▶ _Entries from a dataset of interfaces_
^^^^^^^^
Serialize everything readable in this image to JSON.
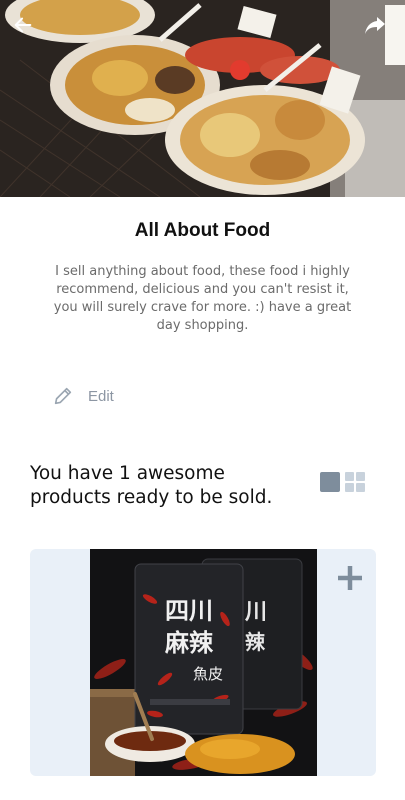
{
  "nav": {
    "back_icon": "arrow-left-icon",
    "share_icon": "share-forward-icon"
  },
  "shop": {
    "title": "All About Food",
    "description": "I sell anything about food, these food i highly recommend, delicious and you can't resist it, you will surely crave for more. :) have a great day shopping."
  },
  "edit": {
    "label": "Edit",
    "icon": "pencil-icon"
  },
  "products": {
    "heading": "You have 1 awesome products ready to be sold.",
    "count": 1,
    "view_single_icon": "single-view-icon",
    "view_grid_icon": "grid-view-icon",
    "items": [
      {
        "package_text": "四川麻辣",
        "package_text_2": "魚皮",
        "add_icon": "plus-icon"
      }
    ]
  },
  "colors": {
    "card_bg": "#e9f0f8",
    "icon_gray": "#7e8d9c",
    "desc_text": "#6b6b6b"
  }
}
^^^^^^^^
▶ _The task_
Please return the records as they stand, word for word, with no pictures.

▶ _Result of the task_
Serialize everything readable in this image to JSON.
{
  "nav": {
    "back_icon": "arrow-left-icon",
    "share_icon": "share-forward-icon"
  },
  "shop": {
    "title": "All About Food",
    "description": "I sell anything about food, these food i highly recommend, delicious and you can't resist it, you will surely crave for more. :) have a great day shopping."
  },
  "edit": {
    "label": "Edit",
    "icon": "pencil-icon"
  },
  "products": {
    "heading": "You have 1 awesome products ready to be sold.",
    "count": 1,
    "view_single_icon": "single-view-icon",
    "view_grid_icon": "grid-view-icon",
    "items": [
      {
        "package_text": "四川麻辣",
        "package_text_2": "魚皮",
        "add_icon": "plus-icon"
      }
    ]
  },
  "colors": {
    "card_bg": "#e9f0f8",
    "icon_gray": "#7e8d9c",
    "desc_text": "#6b6b6b"
  }
}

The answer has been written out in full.